How to Cultivate Engaged Employees – 5th in a series of 6 related Posts
No one, including superheros, has all the answers.
Guideline #5 – Don’t try to have all the answers
HBR author Charalambos Vlachoutsicos writes that “Problem solving is central to the manager’s sense of self, and feelings of inadequacy can surface when a solution is elusive.”
This guideline dovetails with his first guideline, “be modest.” If we can take our egos out of the equation, we are free to get input from others and to encourage them to be their best thinking. Think of the process as team building, particularly if you’re grooming someone to be the “go to” person when you’re not around. Continually ask, “What do you think?”

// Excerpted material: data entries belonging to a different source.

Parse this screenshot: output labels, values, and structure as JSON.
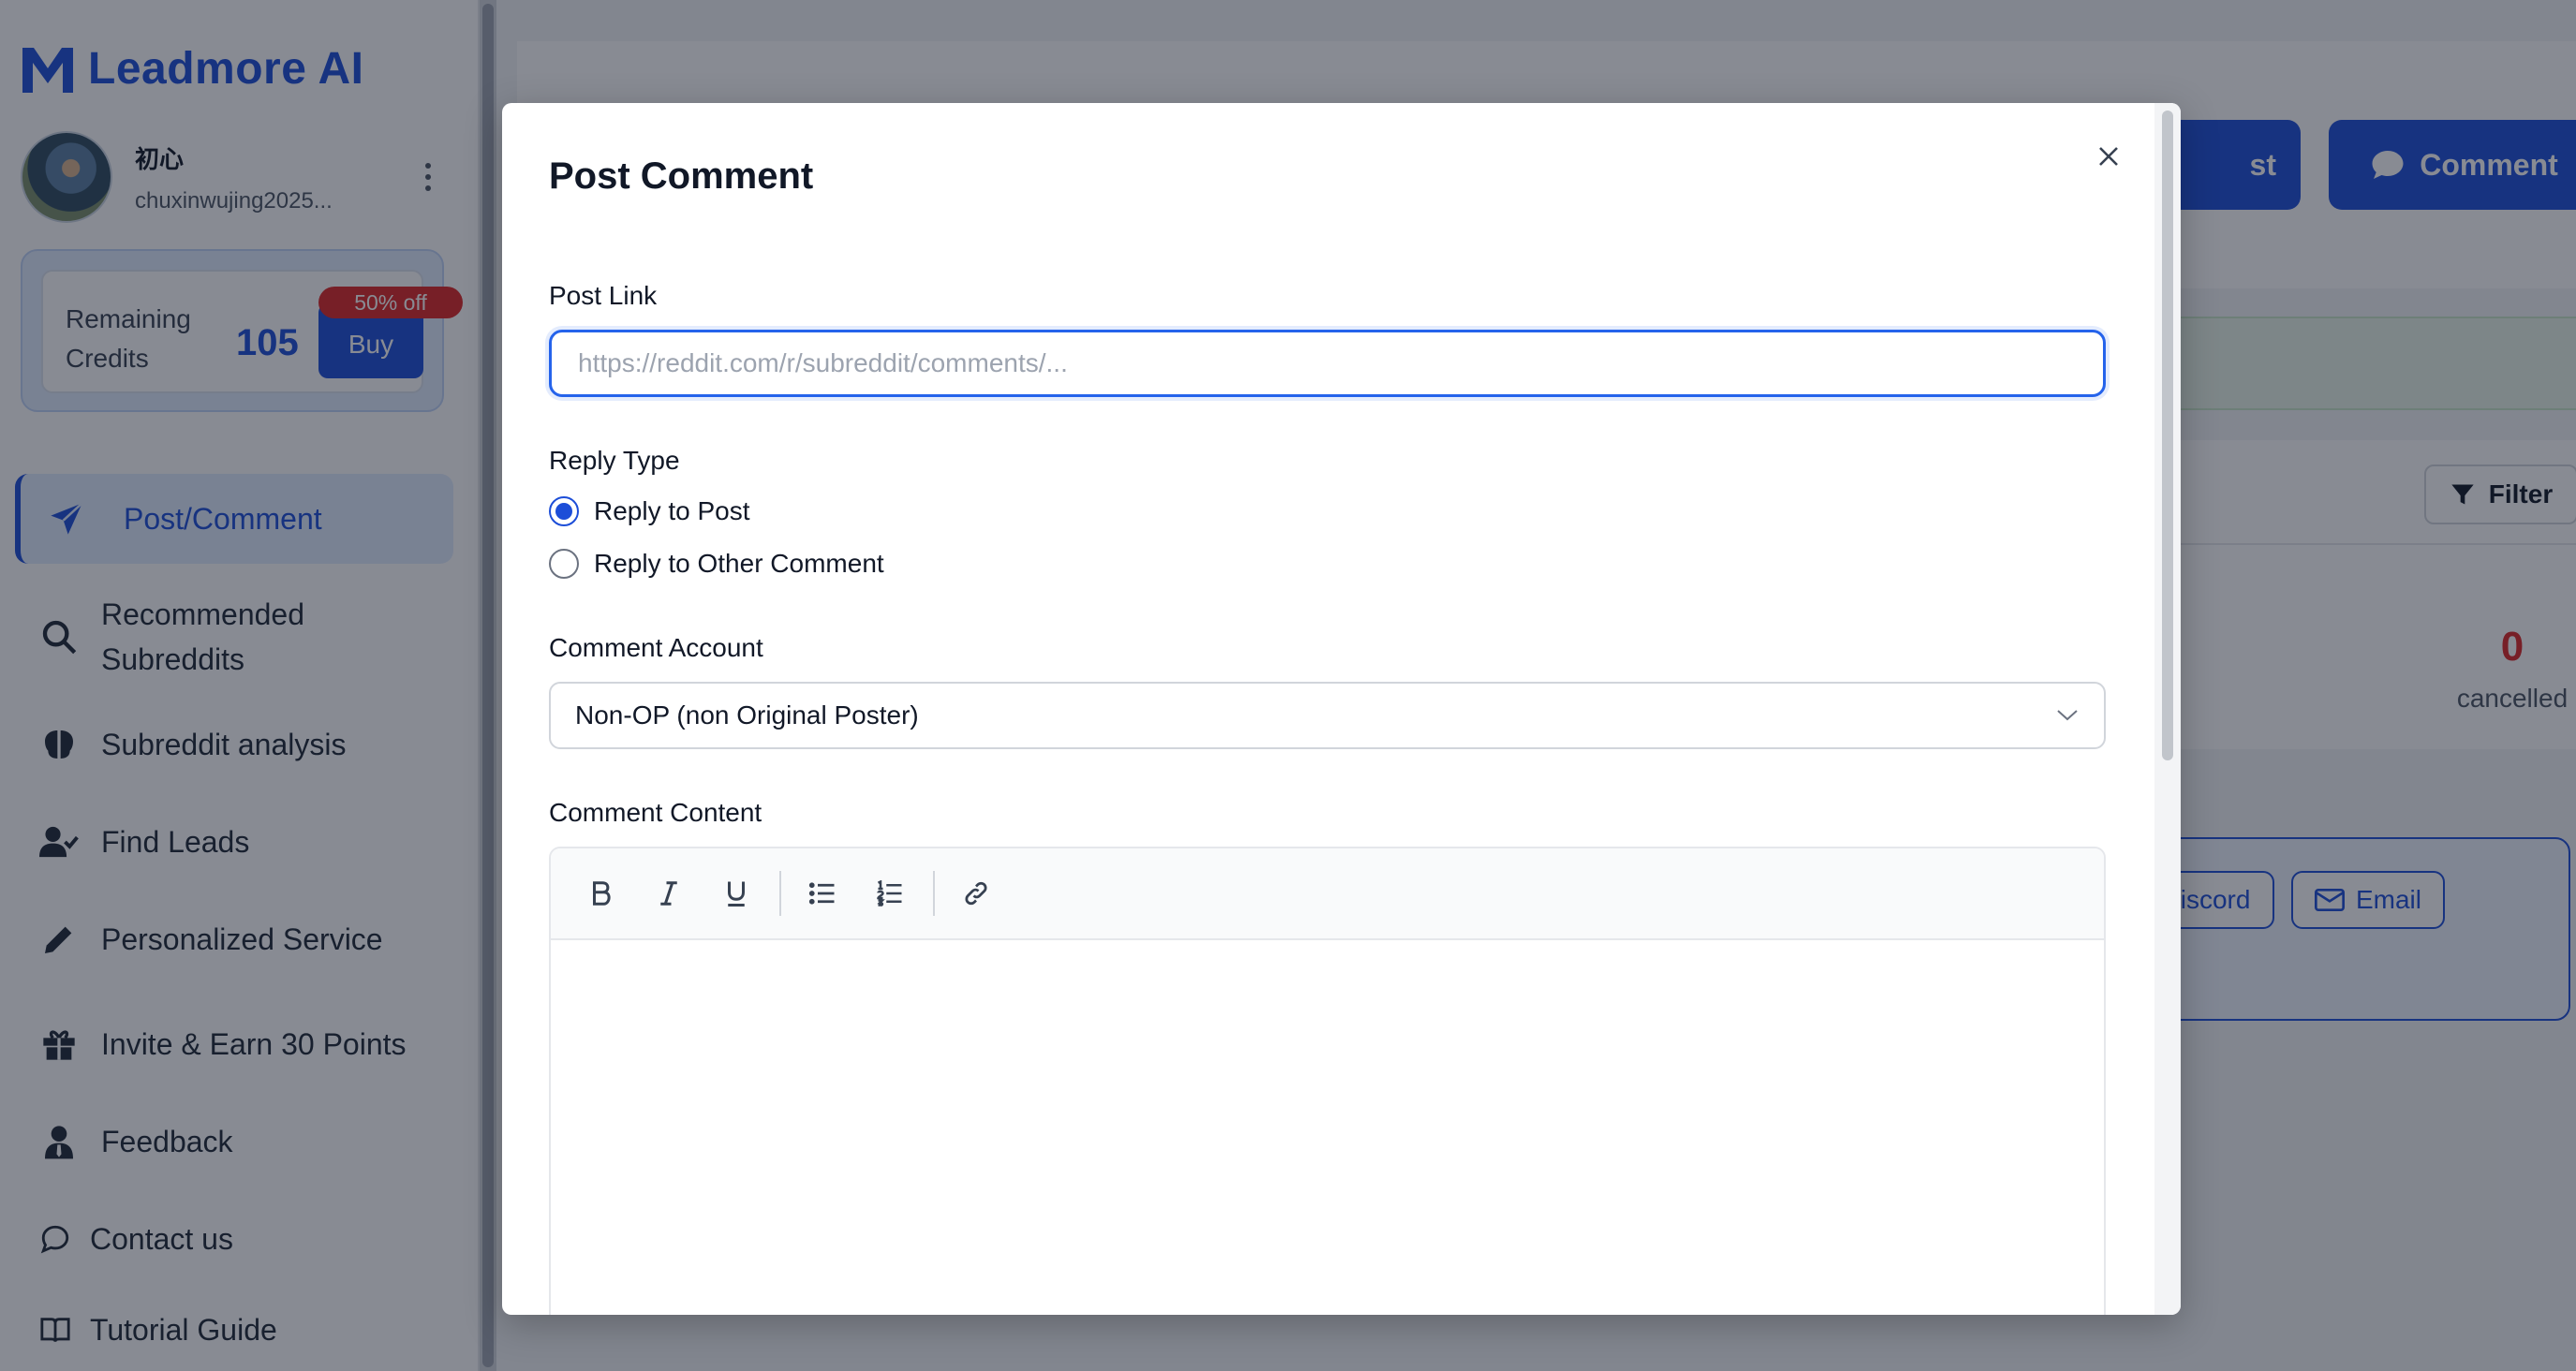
{
  "sidebar": {
    "brand": "Leadmore AI",
    "user": {
      "name": "初心",
      "email": "chuxinwujing2025..."
    },
    "credits": {
      "label": "Remaining Credits",
      "value": "105",
      "buy_label": "Buy",
      "discount": "50% off"
    },
    "nav": [
      {
        "label": "Post/Comment",
        "icon": "paper-plane-icon",
        "active": true
      },
      {
        "label": "Recommended Subreddits",
        "icon": "search-icon"
      },
      {
        "label": "Subreddit analysis",
        "icon": "brain-icon"
      },
      {
        "label": "Find Leads",
        "icon": "user-check-icon"
      },
      {
        "label": "Personalized Service",
        "icon": "pen-icon"
      },
      {
        "label": "Invite & Earn 30 Points",
        "icon": "gift-icon"
      },
      {
        "label": "Feedback",
        "icon": "user-tie-icon"
      },
      {
        "label": "Contact us",
        "icon": "chat-bubble-icon"
      },
      {
        "label": "Tutorial Guide",
        "icon": "book-icon"
      }
    ]
  },
  "background": {
    "post_button_partial": "st",
    "comment_button": "Comment",
    "filter_button": "Filter",
    "cancelled_count": "0",
    "cancelled_label": "cancelled",
    "discord_button": "Discord",
    "email_button": "Email"
  },
  "modal": {
    "title": "Post Comment",
    "post_link_label": "Post Link",
    "post_link_placeholder": "https://reddit.com/r/subreddit/comments/...",
    "reply_type_label": "Reply Type",
    "reply_options": [
      {
        "label": "Reply to Post",
        "checked": true
      },
      {
        "label": "Reply to Other Comment",
        "checked": false
      }
    ],
    "comment_account_label": "Comment Account",
    "comment_account_value": "Non-OP (non Original Poster)",
    "comment_content_label": "Comment Content",
    "toolbar": [
      "bold-icon",
      "italic-icon",
      "underline-icon",
      "bullet-list-icon",
      "numbered-list-icon",
      "link-icon"
    ]
  },
  "colors": {
    "accent": "#1d4ed8",
    "danger": "#dc2626",
    "overlay": "rgba(17,24,39,0.5)"
  }
}
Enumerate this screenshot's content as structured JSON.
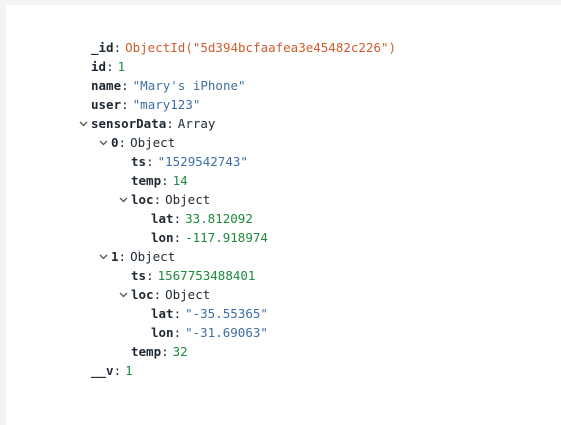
{
  "document": {
    "id_field": {
      "key": "_id",
      "value": "ObjectId(\"5d394bcfaafea3e45482c226\")"
    },
    "id": {
      "key": "id",
      "value": "1"
    },
    "name": {
      "key": "name",
      "value": "\"Mary's iPhone\""
    },
    "user": {
      "key": "user",
      "value": "\"mary123\""
    },
    "sensorData": {
      "key": "sensorData",
      "type": "Array",
      "items": [
        {
          "key": "0",
          "type": "Object",
          "ts": {
            "key": "ts",
            "value": "\"1529542743\""
          },
          "temp": {
            "key": "temp",
            "value": "14"
          },
          "loc": {
            "key": "loc",
            "type": "Object",
            "lat": {
              "key": "lat",
              "value": "33.812092"
            },
            "lon": {
              "key": "lon",
              "value": "-117.918974"
            }
          }
        },
        {
          "key": "1",
          "type": "Object",
          "ts": {
            "key": "ts",
            "value": "1567753488401"
          },
          "loc": {
            "key": "loc",
            "type": "Object",
            "lat": {
              "key": "lat",
              "value": "\"-35.55365\""
            },
            "lon": {
              "key": "lon",
              "value": "\"-31.69063\""
            }
          },
          "temp": {
            "key": "temp",
            "value": "32"
          }
        }
      ]
    },
    "v": {
      "key": "__v",
      "value": "1"
    }
  },
  "icons": {
    "expand": "chevron-down-icon"
  },
  "colors": {
    "objectid": "#d15b2e",
    "string": "#3e6fa3",
    "number": "#1d8a3a",
    "key": "#1f2933"
  }
}
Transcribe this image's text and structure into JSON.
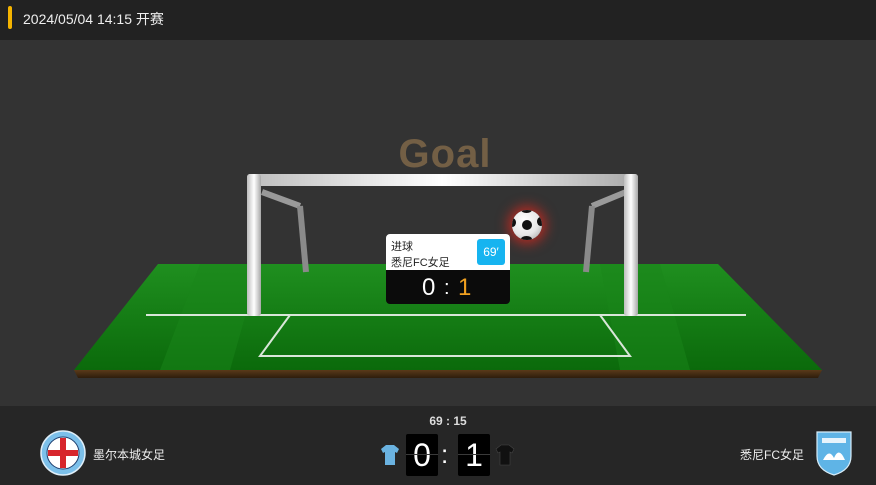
{
  "header": {
    "datetime_status": "2024/05/04 14:15 开赛"
  },
  "animation": {
    "title": "Goal",
    "event": {
      "type": "进球",
      "team": "悉尼FC女足",
      "minute": "69′",
      "score_home": "0",
      "score_sep": ":",
      "score_away": "1"
    }
  },
  "match": {
    "clock": "69 : 15",
    "home": {
      "name": "墨尔本城女足",
      "score": "0",
      "shirt_color": "#6ab2e0",
      "logo_ring_text": "MELBOURNE CITY"
    },
    "away": {
      "name": "悉尼FC女足",
      "score": "1",
      "shirt_color": "#111111",
      "logo_text": "SYDNEY FC"
    },
    "score_sep": ":"
  },
  "colors": {
    "accent": "#f5b400",
    "goal_title": "#735f45",
    "minute_badge": "#16b4f0",
    "away_score_highlight": "#f0a020"
  }
}
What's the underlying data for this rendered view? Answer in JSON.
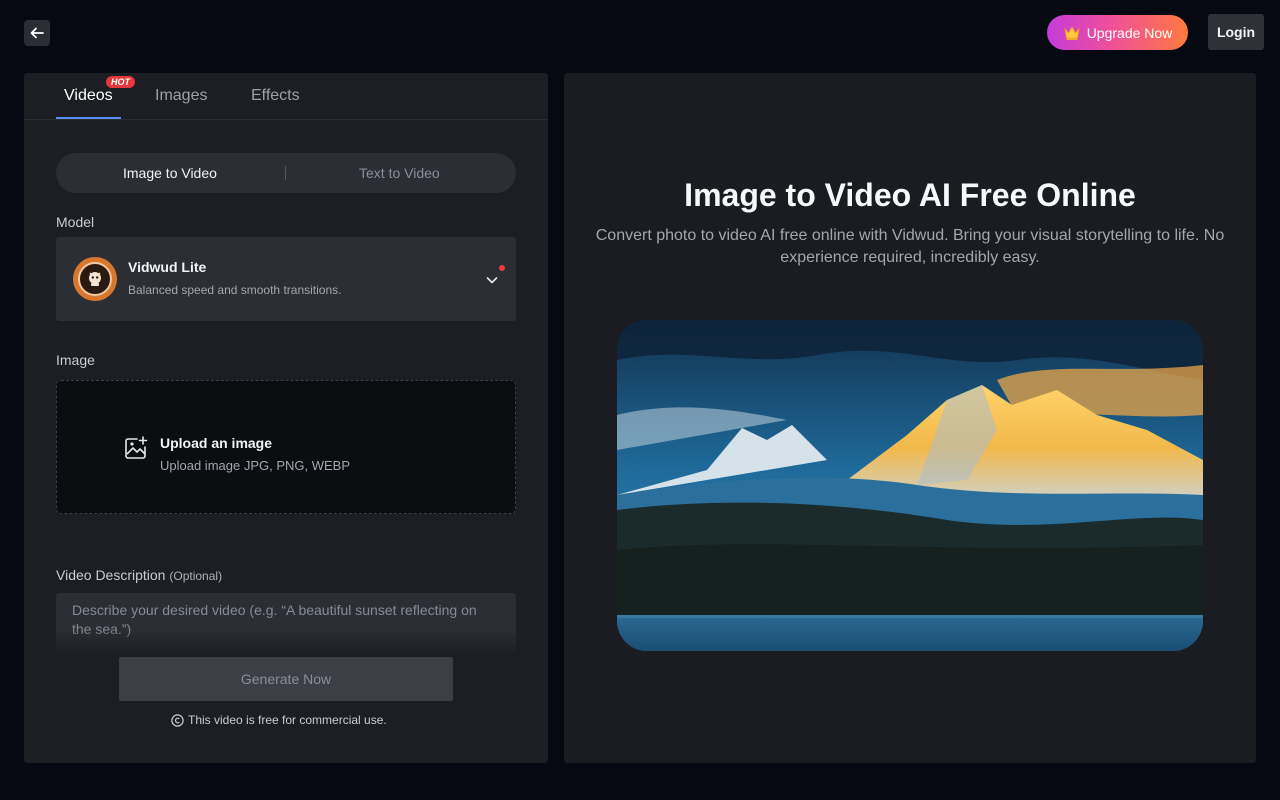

If you pay attention, you will find someone (or several people) who consistently come up with ideas that are as good or better than your own. Essentially, you want to identify those people who put the good of the firm ahead of their own personal agenda, as well as those who can control their emotions and make solid decisions. Of course, you’ll never find these people if you spend all your time in your office trying to solve all the problems your self.
If you’ve read my book, Building a Winning Business, you might think I’m contradicting myself. After all, chapter 55 is called “Leaders Solve Problems.” But if you read it carefully, you’ll recall that my advice is to involve others in brainstorming solutions – as well as holding others accountable for making sure solutions are implemented.
As my team frequently says, “One team, One dream!”